South Korean battery manufacturer SK Innovation has been in a precarious spot over the last couple of months. Hit with a 10-year import ban by the U.S. International Trade Commission as punishment for allegedly stealing trade secrets from rival LG Energy Solutions, SK stands to lose business from big name partners like Ford and Volkswagen. A spokeswoman at the company even said it might have to abandon its construction of a factory in Georgia, which is already underway.
It’s very fortunate news for SK, then, that the ITC threw it a lifeline on Wednesday, saying that the company did not infringe on LG’s patents. From Reuters:
The initial determination by the U.S. International Trade Commission (ITC) marks the first time LG Energy Solution has received a negative determination from the trade panel for one of its several legal disputes with SK in the United States.

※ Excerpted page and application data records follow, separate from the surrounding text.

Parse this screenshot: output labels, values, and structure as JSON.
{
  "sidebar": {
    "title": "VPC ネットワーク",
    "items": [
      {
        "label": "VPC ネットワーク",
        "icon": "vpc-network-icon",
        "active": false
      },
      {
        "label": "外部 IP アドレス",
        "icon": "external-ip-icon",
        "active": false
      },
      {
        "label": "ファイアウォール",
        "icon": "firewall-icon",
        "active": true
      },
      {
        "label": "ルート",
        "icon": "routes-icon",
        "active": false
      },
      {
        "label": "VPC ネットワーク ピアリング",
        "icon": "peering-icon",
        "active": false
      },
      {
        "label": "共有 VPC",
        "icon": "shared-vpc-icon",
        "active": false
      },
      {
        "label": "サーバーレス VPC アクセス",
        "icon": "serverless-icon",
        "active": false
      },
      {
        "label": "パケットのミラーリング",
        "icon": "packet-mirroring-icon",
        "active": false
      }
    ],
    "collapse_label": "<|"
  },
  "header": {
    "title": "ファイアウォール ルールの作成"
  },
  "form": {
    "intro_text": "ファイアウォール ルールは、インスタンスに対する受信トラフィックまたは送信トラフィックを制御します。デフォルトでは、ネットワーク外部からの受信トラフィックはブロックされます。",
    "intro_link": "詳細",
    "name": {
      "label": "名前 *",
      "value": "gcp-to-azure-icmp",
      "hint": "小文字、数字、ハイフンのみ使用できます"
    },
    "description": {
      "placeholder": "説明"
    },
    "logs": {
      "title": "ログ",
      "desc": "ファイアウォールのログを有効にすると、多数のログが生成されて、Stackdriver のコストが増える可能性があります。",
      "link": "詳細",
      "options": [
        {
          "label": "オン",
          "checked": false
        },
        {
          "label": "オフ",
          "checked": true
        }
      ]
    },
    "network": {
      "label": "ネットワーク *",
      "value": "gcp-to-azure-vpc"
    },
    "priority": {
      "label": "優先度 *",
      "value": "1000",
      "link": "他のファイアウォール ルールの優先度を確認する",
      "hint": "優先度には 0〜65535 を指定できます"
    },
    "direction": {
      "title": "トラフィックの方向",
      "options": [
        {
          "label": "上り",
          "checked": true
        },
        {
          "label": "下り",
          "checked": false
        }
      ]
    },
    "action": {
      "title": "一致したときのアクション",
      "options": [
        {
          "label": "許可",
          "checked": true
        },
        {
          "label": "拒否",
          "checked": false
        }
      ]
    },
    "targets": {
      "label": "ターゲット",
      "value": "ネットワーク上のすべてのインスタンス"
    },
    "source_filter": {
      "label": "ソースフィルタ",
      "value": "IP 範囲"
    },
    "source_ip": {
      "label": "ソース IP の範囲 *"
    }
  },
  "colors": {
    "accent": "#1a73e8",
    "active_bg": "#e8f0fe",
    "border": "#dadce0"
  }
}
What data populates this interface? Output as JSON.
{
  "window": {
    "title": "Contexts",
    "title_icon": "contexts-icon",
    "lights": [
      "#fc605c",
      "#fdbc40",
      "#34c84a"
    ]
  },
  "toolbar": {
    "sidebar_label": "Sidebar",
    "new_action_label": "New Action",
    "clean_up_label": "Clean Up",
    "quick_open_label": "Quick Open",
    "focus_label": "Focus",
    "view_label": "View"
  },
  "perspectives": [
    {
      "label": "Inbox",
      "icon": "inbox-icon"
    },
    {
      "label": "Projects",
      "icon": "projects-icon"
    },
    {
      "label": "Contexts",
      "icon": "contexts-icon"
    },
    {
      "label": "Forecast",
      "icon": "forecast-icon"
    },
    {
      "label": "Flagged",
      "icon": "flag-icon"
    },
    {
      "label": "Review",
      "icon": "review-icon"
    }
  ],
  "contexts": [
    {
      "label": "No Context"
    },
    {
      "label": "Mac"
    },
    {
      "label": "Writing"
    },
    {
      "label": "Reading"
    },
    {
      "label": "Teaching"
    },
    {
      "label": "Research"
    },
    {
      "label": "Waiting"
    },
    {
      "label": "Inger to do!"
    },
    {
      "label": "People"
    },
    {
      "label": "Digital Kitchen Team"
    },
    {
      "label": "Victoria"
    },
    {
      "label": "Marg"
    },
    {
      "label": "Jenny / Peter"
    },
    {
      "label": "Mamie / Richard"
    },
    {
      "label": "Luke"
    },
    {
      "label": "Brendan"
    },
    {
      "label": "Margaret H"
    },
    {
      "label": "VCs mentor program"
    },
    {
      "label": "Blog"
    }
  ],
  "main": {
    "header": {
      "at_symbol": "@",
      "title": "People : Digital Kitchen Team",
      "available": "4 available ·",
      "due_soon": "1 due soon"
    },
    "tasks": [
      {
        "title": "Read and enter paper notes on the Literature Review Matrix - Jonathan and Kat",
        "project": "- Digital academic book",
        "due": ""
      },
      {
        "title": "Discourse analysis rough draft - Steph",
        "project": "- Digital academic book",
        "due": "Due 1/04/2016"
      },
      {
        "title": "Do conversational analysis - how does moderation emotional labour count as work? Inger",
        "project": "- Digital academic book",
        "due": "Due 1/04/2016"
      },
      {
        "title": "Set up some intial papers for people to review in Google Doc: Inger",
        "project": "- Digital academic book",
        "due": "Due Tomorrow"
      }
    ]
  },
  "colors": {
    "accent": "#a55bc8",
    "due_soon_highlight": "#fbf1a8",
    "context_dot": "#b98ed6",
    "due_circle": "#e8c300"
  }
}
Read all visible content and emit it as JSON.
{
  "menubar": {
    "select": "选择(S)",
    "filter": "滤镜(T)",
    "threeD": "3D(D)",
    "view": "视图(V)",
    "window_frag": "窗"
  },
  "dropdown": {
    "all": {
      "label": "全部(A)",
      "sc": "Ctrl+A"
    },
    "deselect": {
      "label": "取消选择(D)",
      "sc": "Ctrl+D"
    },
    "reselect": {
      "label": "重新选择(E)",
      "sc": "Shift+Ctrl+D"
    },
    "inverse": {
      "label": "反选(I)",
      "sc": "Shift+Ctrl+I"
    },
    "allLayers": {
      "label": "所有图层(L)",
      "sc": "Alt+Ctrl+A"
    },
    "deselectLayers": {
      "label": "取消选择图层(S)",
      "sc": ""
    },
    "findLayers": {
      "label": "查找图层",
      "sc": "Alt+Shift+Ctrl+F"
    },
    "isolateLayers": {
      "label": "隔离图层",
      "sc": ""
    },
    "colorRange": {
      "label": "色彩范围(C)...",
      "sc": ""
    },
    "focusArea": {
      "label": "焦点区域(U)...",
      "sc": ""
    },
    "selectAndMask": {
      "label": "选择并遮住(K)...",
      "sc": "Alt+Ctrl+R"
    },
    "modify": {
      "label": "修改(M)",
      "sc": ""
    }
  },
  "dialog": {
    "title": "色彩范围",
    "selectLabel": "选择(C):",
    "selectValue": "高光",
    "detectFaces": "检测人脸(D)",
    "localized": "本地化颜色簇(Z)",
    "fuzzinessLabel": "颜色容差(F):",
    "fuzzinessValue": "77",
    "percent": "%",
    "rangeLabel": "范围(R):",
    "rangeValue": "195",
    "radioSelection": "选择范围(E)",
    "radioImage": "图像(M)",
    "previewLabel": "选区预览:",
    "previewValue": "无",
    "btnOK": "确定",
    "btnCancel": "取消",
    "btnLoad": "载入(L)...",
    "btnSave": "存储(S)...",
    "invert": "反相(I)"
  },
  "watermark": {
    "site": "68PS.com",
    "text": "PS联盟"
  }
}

“The ITC’s decision is regrettable, but we respect its decision,” the wholly-owned battery division of LG Chem said in a statement. The company, whose clients include Tesla Inc, General Motors Co and Hyundai Motor Co, had filed a claim citing four patent infringements to the ITC in 2019.
Now, it’s important to clarify that this doesn’t immediately absolve SK of wrongdoing in the other, more consequential ITC ruling between the two companies, where SK was determined to have “misappropriated” LG trade secrets. The 10-year ban is in direct response to that decision. However, if the ITC has decided no patents were violated, that could throw cold water on the other case — and rescue SK’s business in the U.S.
Interestingly, this comes merely two days after SK threatened to slam the brakes on building its American facility if the ITC ultimately enforces its ban. In that scenario, SK would be permitted to import technology related only to the Ford F-150 EV for the next four years, and Volkswagen’s EVs for two. Business with any other manufacturers, for any other vehicles, would be forbidden.
Unfortunately, politicians seemed to forget there were American jobs riding on all this, which has prompted the Department of Transportation to review the impact of the decision before advising President Joe Biden on whether to reject the ITC’s ruling. SK has attempted to appeal to Biden by arguing that banning the company could make his administration’s EV goals much harder to achieve. Meanwhile, Georgia Democratic Senator Raphael Warnock has called the ITC’s recommendation “a severe punch in the gut” for workers in the state.
Biden can still overturn the decision if he pleases; he’s had 60 days to do so since it was initially handed down on Feb. 10. Though there isn’t much time left, and that review period elapses on April 11.
LG, who already supplies General Motors, Tesla and Hyundai, says it’d be more than happy to take over outstanding demand in SK’s absence, because of course it would. However, considering LG is already embroiled in a $900 million global recall over fire-prone batteries in the Kona Electric, maybe it’d be best if the brunt of that business went to somebody else for now.
How will all this end? Will SK be blacklisted from the U.S. after all? Will the federal government look the other way on SK’s alleged transgressions in the name of jobs and a desire to bolster EV sales? Or will the two companies simply settle things out of court, which would surely delight Ford boss Jim Farley? It’s anyone’s guess, but we should have our answer within the next 10 days!